▶ DATA FOR THE TASK:
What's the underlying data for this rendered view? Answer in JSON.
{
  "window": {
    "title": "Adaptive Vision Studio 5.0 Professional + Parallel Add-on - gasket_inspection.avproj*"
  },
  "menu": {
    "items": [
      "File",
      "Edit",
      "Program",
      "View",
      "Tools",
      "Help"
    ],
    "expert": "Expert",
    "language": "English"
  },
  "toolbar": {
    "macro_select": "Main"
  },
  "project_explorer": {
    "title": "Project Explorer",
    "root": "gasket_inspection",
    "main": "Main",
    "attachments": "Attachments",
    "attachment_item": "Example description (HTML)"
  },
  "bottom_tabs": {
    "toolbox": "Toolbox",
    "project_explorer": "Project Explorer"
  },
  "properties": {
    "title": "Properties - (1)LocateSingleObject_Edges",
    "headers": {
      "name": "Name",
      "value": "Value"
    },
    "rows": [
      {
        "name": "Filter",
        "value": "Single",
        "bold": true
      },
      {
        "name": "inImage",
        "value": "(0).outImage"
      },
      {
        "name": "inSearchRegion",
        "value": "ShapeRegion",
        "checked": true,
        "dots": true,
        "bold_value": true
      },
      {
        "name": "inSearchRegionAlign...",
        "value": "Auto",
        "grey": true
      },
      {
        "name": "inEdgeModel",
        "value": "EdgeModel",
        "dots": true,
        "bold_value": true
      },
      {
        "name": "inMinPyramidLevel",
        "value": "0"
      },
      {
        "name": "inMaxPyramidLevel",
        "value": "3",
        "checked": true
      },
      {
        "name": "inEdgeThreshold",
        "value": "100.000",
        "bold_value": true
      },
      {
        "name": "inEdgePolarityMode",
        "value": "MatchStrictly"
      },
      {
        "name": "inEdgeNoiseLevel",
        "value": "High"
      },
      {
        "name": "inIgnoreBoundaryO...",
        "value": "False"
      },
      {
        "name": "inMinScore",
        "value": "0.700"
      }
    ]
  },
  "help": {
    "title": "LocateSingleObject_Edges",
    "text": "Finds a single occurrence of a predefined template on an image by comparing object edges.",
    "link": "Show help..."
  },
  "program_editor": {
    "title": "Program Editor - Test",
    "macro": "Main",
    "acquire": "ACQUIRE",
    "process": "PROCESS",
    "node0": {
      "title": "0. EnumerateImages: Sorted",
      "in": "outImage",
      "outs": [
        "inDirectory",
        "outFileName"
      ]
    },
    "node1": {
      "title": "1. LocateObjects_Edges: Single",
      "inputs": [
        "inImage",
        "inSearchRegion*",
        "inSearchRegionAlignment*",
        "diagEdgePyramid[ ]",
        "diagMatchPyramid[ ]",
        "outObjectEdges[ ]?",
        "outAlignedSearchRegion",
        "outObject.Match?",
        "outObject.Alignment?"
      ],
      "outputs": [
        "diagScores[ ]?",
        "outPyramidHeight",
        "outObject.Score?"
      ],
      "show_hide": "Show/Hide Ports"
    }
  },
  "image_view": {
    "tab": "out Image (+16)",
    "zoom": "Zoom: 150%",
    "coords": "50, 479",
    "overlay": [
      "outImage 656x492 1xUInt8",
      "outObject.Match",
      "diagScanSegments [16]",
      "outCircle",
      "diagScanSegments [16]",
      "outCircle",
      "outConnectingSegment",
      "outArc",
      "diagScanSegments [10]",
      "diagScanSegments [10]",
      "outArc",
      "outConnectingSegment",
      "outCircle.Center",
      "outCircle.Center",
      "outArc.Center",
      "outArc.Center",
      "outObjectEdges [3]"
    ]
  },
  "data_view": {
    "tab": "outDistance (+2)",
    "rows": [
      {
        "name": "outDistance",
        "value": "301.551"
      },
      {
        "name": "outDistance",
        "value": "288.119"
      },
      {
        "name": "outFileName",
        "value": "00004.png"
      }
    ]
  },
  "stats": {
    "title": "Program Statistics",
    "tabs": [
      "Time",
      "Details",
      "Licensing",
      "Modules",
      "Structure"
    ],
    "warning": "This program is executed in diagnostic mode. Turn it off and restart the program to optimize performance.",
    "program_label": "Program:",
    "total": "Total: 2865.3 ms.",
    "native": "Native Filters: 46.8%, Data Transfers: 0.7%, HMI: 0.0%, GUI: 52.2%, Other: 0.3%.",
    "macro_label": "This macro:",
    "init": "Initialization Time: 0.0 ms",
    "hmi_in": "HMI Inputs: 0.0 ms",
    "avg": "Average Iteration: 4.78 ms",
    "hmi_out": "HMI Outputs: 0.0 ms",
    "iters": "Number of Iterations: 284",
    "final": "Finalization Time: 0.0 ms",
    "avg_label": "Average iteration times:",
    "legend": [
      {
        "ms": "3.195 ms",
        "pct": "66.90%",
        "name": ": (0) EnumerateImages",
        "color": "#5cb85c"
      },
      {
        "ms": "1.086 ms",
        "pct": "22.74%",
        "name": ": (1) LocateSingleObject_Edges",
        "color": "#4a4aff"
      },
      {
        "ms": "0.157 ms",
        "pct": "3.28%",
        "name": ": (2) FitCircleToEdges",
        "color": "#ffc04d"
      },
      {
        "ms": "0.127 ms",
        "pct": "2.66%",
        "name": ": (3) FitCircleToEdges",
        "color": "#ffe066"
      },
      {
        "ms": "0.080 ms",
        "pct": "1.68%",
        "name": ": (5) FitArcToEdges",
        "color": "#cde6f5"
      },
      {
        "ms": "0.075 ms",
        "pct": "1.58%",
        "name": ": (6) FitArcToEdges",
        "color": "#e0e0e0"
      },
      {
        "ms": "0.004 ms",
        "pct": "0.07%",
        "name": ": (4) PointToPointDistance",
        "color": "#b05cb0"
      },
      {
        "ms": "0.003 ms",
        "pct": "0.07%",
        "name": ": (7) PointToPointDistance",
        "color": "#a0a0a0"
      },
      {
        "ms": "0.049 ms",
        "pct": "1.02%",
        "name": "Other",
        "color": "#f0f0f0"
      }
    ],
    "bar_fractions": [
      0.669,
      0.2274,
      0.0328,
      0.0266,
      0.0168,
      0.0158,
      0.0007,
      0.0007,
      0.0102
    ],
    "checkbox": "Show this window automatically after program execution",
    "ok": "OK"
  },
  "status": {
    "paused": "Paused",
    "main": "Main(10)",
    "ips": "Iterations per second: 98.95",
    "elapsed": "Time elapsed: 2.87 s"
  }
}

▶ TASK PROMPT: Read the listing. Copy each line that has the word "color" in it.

▶ RESULT OF THIS EXERCISE:
        "color": "#5cb85c"
        "color": "#4a4aff"
        "color": "#ffc04d"
        "color": "#ffe066"
        "color": "#cde6f5"
        "color": "#e0e0e0"
        "color": "#b05cb0"
        "color": "#a0a0a0"
        "color": "#f0f0f0"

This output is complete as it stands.